Corporate sustainability starts with a company’s value system and a principles-based approach to doing business. This means operating in ways that, at a minimum, meet fundamental responsibilities in the areas of human rights, labour, environment and anti-corruption. Responsible businesses enact the same values and principles wherever they have a presence, and know that good practices in one area do not offset harm in another. By incorporating the Ten Principles of the UN Global Compact into strategies, policies and procedures, and establishing a culture of integrity, companies are not only upholding their basic responsibilities to people and planet, but also setting the stage for long-term success. These Ten Principles of the UN Global Compact fall into four categories, viz.:
- Human Rights
Principle 1: Businesses should support and respect the protection of internationally proclaimed human rights; and
Principle 2: make sure that they are not complicit in human rights abuses.
Principle 3: Businesses should uphold the freedom of association and the effective recognition of the right to collective bargaining;
Principle 4: the elimination of all forms of forced and compulsory labour;
Principle 5: the effective abolition of child labour; and
Principle 6: the elimination of discrimination in respect of employment and occupation.
Principle 7: Businesses should support a precautionary approach to environmental challenges;
Principle 8: undertake initiatives to promote greater environmental responsibility; and
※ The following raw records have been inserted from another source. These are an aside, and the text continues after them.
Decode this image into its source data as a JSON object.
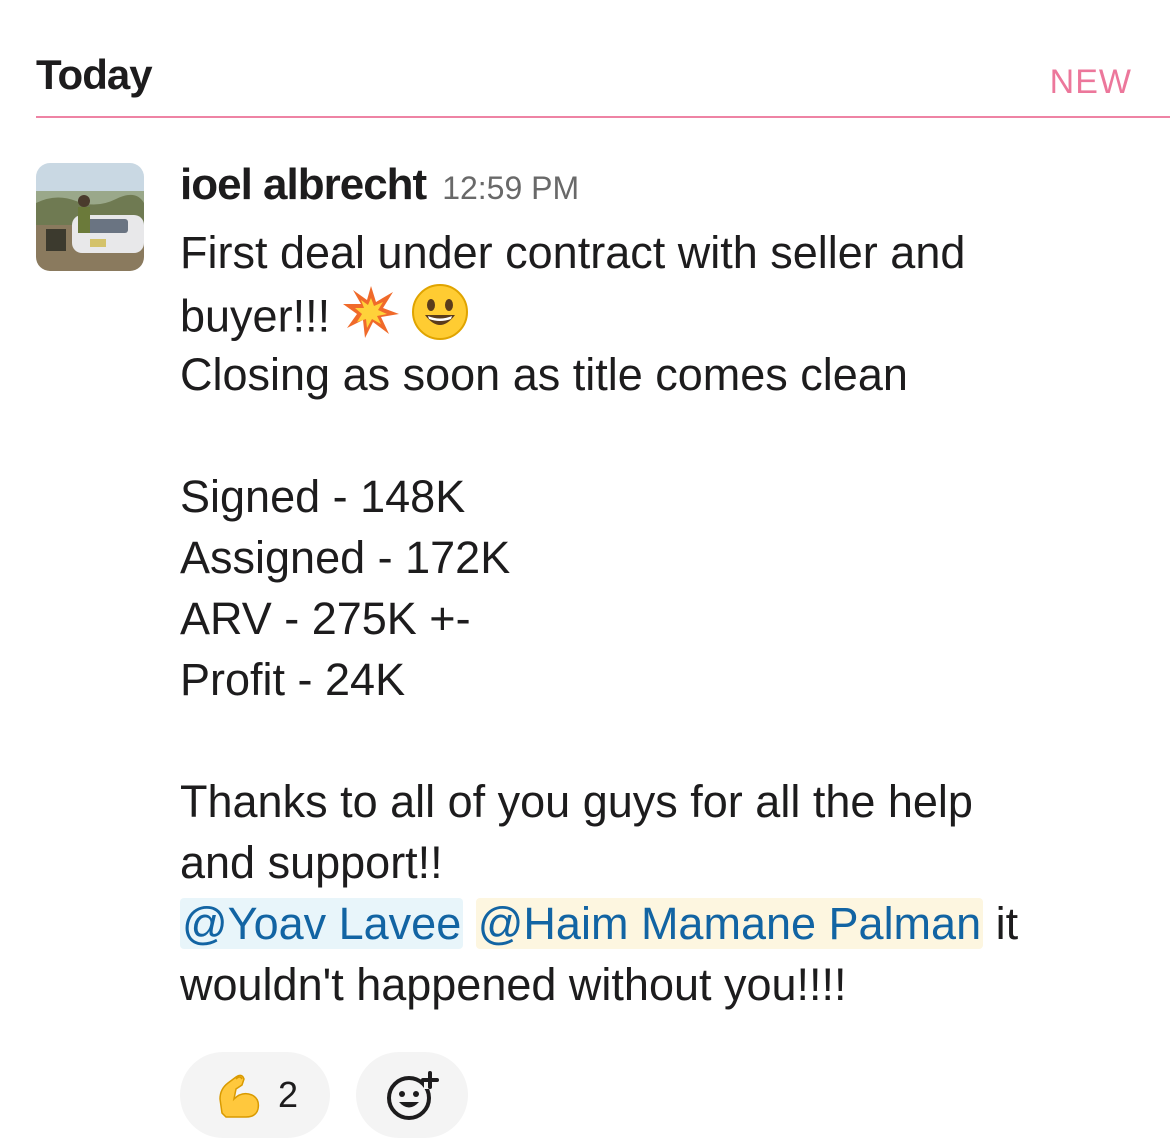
{
  "header": {
    "day": "Today",
    "new_badge": "NEW"
  },
  "message": {
    "author": "ioel albrecht",
    "time": "12:59 PM",
    "lines": {
      "l1": "First deal under contract with seller and",
      "l2": "buyer!!!",
      "l3": "Closing as soon as title comes clean",
      "l4": "Signed - 148K",
      "l5": "Assigned - 172K",
      "l6": "ARV - 275K +-",
      "l7": "Profit - 24K",
      "l8": "Thanks to all of you guys for all the help",
      "l9": "and support!!",
      "l10_rest": " it",
      "l11": "wouldn't happened without you!!!!"
    },
    "mentions": {
      "m1": "@Yoav Lavee",
      "m2": "@Haim Mamane Palman"
    },
    "emojis": [
      "collision-emoji",
      "smiley-emoji"
    ]
  },
  "reactions": [
    {
      "emoji": "flexed-biceps",
      "count": "2"
    },
    {
      "emoji": "add-reaction-icon"
    }
  ],
  "colors": {
    "new": "#e01e5a",
    "mention": "#1264a3",
    "mention_bg_1": "#e8f5fa",
    "mention_bg_2": "#fdf6e0"
  }
}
Principle 9: encourage the development and diffusion of environmentally friendly technologies.
Principle 10: Businesses should work against corruption in all its forms, including extortion and bribery.
Traditionally, probably as a result of extreme shareholder pressure, CEO’s and senior management teams have behaved irresponsibly with seeming disregard for the above ten principles. Their quests to drive revenue and subsequent profit at all costs in many contexts have left people and planet damaged irrevocably. Greed and selfishness have characterised leadership behaviour with devastating results on employee morale, social cohesion and environmental stability. The desire for immediate gratification and reward has translated into recklessness and led to manipulative and toxic environments devoid of value, recognition, empowerment, acknowledgement, transparency and accountability.
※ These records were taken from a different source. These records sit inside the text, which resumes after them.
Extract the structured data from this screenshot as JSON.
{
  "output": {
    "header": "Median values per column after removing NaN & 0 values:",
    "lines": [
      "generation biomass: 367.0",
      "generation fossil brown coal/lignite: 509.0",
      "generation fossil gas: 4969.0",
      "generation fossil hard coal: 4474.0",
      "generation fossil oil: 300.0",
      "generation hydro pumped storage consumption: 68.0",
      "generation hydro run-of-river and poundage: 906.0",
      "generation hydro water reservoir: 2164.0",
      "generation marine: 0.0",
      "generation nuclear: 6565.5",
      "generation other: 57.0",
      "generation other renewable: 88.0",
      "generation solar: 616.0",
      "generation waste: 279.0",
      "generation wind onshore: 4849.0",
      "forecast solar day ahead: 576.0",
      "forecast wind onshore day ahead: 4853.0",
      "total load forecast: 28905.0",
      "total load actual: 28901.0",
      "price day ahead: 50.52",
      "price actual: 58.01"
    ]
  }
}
It would seem that, for sustainability principles to be embedded in a company’s culture, engagement conversations need to take place at all levels to evoke buy-in and ownership of all the relevant issues. These conversations should commence in the boardroom and with all the shareholders; they should then proceed through all the management and employee levels, including outsourced parts of the business (e.g. security), suppliers (first and second-tier) and communities. Transformation of attitude leads to changes in behaviour, not legislated procedures. Demanding behaviour change is counter-productive – we have to influence all stakeholders to want sustainable processes and systems to create future value, not only for themselves, but for generations to come.
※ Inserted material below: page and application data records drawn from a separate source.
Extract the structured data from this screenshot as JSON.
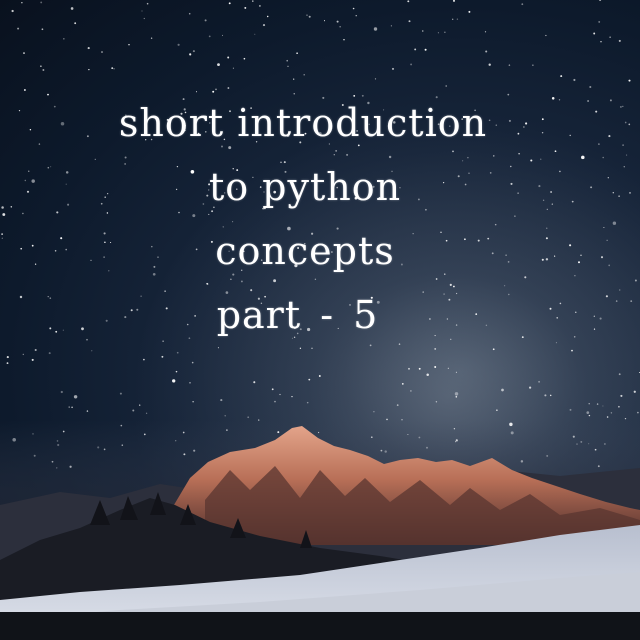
{
  "text": {
    "line1": "short introduction",
    "line2": "to python",
    "line3": "concepts",
    "line4": "part - 5"
  },
  "colors": {
    "sky_dark": "#09111e",
    "sky_mid": "#17253a",
    "glow": "#c8866a",
    "snow": "#dcdfe8"
  }
}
Sustainability is an attitude first, then corresponding behaviour. Sustainability is an executive level deliverable, translated not only into the quality of products and the care and the efficiency of service delivery (what we offer), but even more importantly, how we do what we do (our behaviour). One of the most important measures of company integrity is the degree of value placed on sustainability in all areas of the business.